Paradoxically there may be more lessons for the public sector. By world standards, the UK is fortunate in having both a civil service and a series of governments that are pretty free from corruption. We rank near the top of the virtue league compiled by Transparency International. But it is hard not to feel a sense of disquiet, a sense that the independence of the civil service is being chipped away and the preoccupation of the Government with presentation has blurred the fine line between wishful thinking and outright untruth.
There is nothing wrong with trying to present a case as effectively as possible. Indeed skill at presentation is a key skill of politicians. That is why so many of them started out as barristers. But sometimes spin slithers to something worse. Just as Shell tried to put a more favourable face on its reverses than was justified by the facts, so too our government has tried to put a more favourable face on a string of issues than was justified by the facts.
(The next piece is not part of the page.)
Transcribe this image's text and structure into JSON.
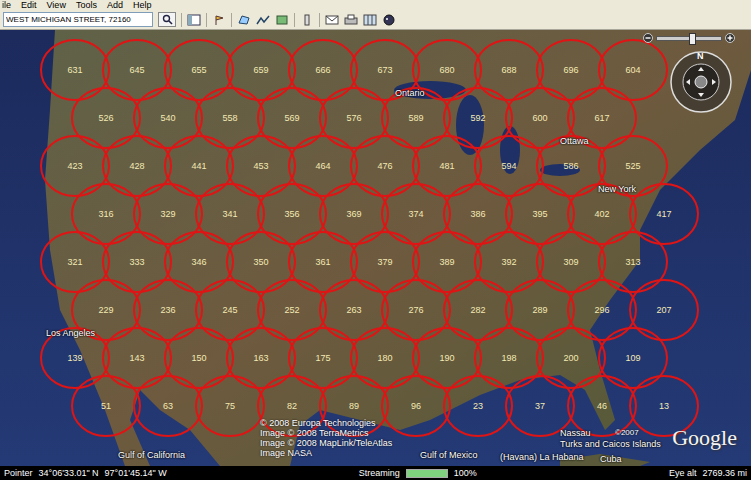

Apply that to the intelligence about Iraq's weapons as well as to immigration numbers.
We the public should perhaps be less censorious when governments have to admit to bad numbers, just as financial markets should be more adult when a company admits to a bad quarter's earnings. Things go wrong in both the private and public sectors and to expect managers and ministers to be infallible is absurd. But how much better it is, if you discover you have made a mistake, to own up fast. Get the error into the public domain, explain what you are doing to correct things, and then move on.
And that, five years' on, will surely be the most important lesson of the Shell debacle. If they had got the bad news out two or three years ago, it would now be a memory. It would be an embarrassing memory, like that North Slope decision, but a memory. As it is the company is gravely damaged.
Now apply that to the British Government or the European Commission. If there has been a mistake, be it cock-up or corruption, come clean, put in a system to stop it happening again and you will be trusted. And if you try and cover up, well, you pay a much higher price in the long run when you are eventually found out.